  7. What is the typical feature of a chickenpox rash?
    • It is a pink, blotchy maculopapular rash.
    • It itches.
    • It is most severe on the arms and legs.
    • It only presents 4 days after the child becomes ill.
  8. Mouth ulcers may be seen with:
    • Measles.
    • Mumps.
    • Chickenpox.
    • Diphtheria.
  9. Mumps presents with:
    • A rash.
    • Generalised lymphadenopathy.
    • Tender, swollen parotid glands.
    • Enlarged liver and spleen.
  10. A complication of mumps in adolescents is:
    • Orchitis (inflammation of the testes).
    • Stridor.
    • Otitis media.
    • Cirrhosis.
  11. An important complication of severe herpes stomatitis is:
    • High fever.
    • Dehydration.
    • Jaundice.
    • Enlarged parotid glands.
  12. Severe herpes stomatitis should be managed with:
    • Acyclovir.
    • Penicillin.
    • Tetracycline.
    • Nystatin.
  13. Why should an adult with fever blisters not kiss a child?
    • It may cause measles.
    • It may cause shingles.
    • It may cause mumps.
    • It may cause herpes stomatitis.
  14. Acute viral hepatitis in children is usually due to:
    • Hepatitis A virus.
    • Hepatitis B virus.
    • HIV.
    • Ebstein-Barr virus.
  15. Infants at birth may be infected with:
    • Measles virus.
    • Varicella-zoster virus.
    • Polio virus.
    • Hepatitis B virus.
  16. Hepatitis A in children can be prevented by:
    • Avoiding contaminated blood transfusions.
    • Using clean water and good sanitation.
    • Not attending pre-schools.
    • Taking prophylactic antibiotics.
  17. Danger signs in acute hepatitis include:
    • Jaundice for a week.
    • Tender abdomen with an enlarged liver.
    • Drowsiness.
    • Loss of appetite.
  18. Tick-bite fever usually presents with:
    • A vesicular rash.
    • Severe headache.
    • Heart failure.

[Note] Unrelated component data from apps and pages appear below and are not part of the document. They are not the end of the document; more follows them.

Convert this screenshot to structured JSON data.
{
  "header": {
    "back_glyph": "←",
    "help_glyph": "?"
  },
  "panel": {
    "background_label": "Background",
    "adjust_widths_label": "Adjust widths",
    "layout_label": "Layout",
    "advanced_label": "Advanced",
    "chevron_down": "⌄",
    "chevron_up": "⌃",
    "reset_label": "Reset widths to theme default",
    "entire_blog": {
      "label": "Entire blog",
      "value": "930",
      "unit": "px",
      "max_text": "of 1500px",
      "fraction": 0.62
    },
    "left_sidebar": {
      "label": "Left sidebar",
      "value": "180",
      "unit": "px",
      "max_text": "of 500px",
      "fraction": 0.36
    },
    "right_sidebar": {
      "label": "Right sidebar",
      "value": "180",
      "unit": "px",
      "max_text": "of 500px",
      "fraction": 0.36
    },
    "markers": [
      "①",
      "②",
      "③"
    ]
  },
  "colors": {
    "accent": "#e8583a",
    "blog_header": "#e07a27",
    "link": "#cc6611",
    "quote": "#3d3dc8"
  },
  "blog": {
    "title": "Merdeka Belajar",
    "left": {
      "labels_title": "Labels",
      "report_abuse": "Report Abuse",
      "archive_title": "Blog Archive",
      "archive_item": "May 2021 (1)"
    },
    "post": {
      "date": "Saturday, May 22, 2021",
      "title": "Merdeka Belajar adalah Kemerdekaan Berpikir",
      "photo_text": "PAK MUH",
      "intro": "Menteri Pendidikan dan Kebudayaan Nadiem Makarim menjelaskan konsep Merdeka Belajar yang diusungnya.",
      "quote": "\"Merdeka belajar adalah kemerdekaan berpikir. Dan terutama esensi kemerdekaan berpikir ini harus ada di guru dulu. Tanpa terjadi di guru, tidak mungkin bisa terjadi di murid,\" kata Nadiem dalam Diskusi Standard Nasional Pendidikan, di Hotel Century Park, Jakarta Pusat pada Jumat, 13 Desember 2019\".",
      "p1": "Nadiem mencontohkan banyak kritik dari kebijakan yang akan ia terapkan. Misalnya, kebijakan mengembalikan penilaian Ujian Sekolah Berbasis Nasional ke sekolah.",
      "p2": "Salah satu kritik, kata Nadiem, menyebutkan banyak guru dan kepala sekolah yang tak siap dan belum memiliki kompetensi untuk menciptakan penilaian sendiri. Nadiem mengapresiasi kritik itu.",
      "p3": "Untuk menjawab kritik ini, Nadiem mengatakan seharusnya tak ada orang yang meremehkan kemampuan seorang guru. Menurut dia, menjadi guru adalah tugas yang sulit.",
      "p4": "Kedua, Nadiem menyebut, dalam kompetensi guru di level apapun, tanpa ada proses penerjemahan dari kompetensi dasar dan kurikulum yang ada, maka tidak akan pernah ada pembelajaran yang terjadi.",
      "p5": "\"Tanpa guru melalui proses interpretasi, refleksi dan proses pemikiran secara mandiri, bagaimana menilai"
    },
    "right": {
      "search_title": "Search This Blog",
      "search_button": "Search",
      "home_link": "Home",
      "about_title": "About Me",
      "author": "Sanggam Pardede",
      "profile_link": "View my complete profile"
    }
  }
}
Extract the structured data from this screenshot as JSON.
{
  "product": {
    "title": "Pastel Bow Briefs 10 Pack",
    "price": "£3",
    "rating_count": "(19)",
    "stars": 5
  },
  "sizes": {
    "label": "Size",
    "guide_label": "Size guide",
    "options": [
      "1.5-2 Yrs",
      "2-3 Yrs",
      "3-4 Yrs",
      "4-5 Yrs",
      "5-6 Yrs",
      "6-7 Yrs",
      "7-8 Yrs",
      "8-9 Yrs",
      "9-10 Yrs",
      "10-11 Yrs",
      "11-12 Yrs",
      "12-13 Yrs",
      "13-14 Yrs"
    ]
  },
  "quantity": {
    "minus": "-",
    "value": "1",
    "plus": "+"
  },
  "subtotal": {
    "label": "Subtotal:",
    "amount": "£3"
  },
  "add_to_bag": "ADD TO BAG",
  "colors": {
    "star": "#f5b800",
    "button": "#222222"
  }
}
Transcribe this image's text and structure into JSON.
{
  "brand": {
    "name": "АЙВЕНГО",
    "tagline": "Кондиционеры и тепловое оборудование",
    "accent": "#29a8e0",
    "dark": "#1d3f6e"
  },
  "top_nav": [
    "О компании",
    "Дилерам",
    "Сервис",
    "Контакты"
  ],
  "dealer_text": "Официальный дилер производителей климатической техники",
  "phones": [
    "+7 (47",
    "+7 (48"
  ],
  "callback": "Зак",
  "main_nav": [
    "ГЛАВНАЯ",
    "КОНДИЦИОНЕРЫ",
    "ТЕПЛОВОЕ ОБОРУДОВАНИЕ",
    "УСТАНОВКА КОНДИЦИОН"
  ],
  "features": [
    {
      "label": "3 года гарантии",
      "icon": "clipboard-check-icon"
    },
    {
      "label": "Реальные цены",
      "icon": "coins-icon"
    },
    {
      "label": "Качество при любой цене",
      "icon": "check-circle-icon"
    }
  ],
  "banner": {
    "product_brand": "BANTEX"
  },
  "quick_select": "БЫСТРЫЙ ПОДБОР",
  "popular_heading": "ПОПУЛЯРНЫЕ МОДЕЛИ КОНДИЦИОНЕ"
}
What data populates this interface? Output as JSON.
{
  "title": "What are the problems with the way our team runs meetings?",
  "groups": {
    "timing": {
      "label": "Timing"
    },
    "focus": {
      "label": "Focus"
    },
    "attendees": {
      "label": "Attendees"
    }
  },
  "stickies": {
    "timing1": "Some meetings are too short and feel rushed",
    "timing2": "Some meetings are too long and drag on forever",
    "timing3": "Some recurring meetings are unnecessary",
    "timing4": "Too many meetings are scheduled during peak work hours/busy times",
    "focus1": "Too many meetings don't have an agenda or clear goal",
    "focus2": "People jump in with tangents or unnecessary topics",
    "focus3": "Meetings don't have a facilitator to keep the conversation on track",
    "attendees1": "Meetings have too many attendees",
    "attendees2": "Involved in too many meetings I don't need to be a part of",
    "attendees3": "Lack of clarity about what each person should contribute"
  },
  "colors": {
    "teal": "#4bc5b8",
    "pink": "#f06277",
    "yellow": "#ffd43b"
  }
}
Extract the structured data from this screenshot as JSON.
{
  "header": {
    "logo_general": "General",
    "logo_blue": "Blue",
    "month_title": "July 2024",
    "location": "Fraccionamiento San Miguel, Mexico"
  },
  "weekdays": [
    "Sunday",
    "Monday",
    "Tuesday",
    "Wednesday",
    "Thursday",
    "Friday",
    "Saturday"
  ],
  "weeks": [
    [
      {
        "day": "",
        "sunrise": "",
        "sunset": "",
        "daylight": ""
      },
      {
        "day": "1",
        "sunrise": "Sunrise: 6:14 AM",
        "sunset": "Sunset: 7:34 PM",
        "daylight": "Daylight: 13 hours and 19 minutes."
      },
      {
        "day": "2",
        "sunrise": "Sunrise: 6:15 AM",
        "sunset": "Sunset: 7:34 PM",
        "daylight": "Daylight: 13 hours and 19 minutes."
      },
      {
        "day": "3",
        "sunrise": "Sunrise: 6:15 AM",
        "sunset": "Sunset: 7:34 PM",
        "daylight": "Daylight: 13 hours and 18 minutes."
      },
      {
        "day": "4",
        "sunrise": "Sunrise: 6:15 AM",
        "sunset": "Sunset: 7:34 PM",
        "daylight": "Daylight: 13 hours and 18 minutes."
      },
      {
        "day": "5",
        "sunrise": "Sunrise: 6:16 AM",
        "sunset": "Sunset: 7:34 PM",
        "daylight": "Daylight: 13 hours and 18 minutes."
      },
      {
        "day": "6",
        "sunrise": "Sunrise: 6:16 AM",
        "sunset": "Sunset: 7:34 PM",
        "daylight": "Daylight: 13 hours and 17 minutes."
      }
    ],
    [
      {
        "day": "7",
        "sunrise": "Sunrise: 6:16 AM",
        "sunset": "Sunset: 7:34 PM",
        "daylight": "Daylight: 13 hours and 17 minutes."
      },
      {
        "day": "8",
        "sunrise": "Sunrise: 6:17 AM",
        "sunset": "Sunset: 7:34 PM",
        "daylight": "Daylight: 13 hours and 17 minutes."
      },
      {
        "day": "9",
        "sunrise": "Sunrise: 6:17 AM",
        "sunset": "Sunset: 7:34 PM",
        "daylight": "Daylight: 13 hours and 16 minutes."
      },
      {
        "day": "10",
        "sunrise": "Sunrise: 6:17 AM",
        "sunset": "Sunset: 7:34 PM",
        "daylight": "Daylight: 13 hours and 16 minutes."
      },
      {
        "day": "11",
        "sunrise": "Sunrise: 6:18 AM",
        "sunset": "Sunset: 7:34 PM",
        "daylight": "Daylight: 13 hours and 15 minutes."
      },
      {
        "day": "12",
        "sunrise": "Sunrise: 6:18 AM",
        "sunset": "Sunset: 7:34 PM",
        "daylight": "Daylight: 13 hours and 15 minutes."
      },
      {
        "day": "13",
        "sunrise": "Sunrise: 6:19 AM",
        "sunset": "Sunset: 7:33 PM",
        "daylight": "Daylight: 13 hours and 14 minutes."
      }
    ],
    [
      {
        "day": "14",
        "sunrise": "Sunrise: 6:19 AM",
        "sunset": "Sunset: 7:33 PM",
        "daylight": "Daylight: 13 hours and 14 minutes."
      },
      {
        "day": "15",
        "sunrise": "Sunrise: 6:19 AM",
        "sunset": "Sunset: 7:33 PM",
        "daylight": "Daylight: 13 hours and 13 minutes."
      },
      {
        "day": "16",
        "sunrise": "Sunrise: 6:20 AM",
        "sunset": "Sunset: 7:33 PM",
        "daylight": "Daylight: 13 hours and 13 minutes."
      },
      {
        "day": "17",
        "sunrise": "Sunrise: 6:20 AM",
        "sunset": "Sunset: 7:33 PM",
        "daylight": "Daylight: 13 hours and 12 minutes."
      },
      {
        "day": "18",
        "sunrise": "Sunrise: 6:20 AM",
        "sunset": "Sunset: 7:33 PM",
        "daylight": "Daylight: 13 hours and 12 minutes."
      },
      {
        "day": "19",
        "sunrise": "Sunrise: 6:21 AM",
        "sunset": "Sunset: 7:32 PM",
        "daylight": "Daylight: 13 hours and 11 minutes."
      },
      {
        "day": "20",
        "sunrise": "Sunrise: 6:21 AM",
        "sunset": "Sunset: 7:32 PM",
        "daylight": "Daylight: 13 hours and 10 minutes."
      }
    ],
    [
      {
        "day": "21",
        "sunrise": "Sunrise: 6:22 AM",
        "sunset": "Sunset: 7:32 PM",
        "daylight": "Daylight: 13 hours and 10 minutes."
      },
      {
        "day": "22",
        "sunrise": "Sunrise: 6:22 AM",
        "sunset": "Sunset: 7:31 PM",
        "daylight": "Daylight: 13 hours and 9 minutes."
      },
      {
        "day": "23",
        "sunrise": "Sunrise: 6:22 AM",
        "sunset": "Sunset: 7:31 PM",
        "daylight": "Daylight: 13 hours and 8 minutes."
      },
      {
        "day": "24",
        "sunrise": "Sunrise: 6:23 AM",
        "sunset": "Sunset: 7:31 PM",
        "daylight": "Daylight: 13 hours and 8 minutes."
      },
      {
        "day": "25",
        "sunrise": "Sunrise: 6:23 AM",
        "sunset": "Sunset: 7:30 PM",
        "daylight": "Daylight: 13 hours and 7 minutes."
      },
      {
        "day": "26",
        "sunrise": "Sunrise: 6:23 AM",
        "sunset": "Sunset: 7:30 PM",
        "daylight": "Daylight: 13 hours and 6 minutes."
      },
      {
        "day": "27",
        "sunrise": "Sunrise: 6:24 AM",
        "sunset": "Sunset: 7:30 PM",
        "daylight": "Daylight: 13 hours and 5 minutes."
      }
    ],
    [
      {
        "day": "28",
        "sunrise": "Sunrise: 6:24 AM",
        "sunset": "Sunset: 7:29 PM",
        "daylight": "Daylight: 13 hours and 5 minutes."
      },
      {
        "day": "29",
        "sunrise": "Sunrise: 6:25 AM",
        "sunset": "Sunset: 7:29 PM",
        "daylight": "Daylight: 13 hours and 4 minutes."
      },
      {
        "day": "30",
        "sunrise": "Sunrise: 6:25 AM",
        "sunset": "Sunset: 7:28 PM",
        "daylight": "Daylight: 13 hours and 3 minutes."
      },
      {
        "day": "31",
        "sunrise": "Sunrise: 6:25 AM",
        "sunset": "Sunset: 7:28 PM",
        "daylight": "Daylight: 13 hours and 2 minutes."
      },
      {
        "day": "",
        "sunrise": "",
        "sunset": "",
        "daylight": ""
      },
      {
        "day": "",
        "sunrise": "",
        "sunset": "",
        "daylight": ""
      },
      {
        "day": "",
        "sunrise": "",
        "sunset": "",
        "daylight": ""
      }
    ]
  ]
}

    • Dark urine.
  19. Tick-bite fever in older children is best treated with:
    • Penicillin.
    • Erythromycin.
    • Doxycycline.
    • Artemisinin.
  20. Acute conjunctivitis should be treated with;
    • Topical antibiotics.
    • Oral antibiotics.
    • Topical steroid drops.
    • Oral steroids.